WORK TO BE COMPLETED:
The required result is a copy of each line below in which "League" appears.

Web page and app entries
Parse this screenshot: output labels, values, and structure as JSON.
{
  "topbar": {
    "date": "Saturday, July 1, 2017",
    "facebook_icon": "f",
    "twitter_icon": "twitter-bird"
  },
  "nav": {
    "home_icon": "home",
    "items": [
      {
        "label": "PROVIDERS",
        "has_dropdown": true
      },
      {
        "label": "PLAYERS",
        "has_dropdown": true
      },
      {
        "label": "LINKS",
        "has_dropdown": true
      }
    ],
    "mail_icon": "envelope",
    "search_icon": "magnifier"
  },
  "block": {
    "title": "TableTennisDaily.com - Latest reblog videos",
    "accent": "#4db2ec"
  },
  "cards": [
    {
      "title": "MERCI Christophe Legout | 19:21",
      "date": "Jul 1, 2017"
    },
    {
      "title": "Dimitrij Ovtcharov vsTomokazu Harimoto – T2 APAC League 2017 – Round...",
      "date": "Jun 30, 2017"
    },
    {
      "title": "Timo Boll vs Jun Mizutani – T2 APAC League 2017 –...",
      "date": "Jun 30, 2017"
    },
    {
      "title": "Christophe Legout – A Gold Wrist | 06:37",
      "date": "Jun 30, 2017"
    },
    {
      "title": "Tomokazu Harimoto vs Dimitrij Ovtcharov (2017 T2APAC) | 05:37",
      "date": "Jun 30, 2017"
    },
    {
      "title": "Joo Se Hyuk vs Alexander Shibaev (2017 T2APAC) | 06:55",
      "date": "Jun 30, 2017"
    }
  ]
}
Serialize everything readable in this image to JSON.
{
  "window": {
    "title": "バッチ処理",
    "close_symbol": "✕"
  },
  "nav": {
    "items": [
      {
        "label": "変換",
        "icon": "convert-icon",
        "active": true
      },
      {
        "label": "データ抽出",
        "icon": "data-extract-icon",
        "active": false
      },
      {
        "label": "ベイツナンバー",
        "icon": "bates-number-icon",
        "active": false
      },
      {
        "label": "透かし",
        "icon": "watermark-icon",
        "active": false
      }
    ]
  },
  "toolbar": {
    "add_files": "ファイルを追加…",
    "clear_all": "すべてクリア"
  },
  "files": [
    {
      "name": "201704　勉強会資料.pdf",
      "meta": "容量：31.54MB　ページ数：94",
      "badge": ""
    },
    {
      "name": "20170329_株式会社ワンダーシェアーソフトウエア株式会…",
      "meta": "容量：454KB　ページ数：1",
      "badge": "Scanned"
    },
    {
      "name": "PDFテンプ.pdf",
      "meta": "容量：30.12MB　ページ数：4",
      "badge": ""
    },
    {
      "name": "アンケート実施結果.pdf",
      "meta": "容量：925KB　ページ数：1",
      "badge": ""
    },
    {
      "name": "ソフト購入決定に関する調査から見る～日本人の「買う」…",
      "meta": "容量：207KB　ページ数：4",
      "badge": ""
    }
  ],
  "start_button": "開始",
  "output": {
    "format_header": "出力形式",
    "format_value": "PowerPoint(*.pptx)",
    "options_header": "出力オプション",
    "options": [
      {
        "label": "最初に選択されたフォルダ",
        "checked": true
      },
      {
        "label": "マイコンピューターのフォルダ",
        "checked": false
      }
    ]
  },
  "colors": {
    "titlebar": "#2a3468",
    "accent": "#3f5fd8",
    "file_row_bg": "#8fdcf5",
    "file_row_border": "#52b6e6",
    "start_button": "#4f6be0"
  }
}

TASK OUTPUT:
      "title": "Dimitrij Ovtcharov vsTomokazu Harimoto – T2 APAC League 2017 – Round...",
      "title": "Timo Boll vs Jun Mizutani – T2 APAC League 2017 –...",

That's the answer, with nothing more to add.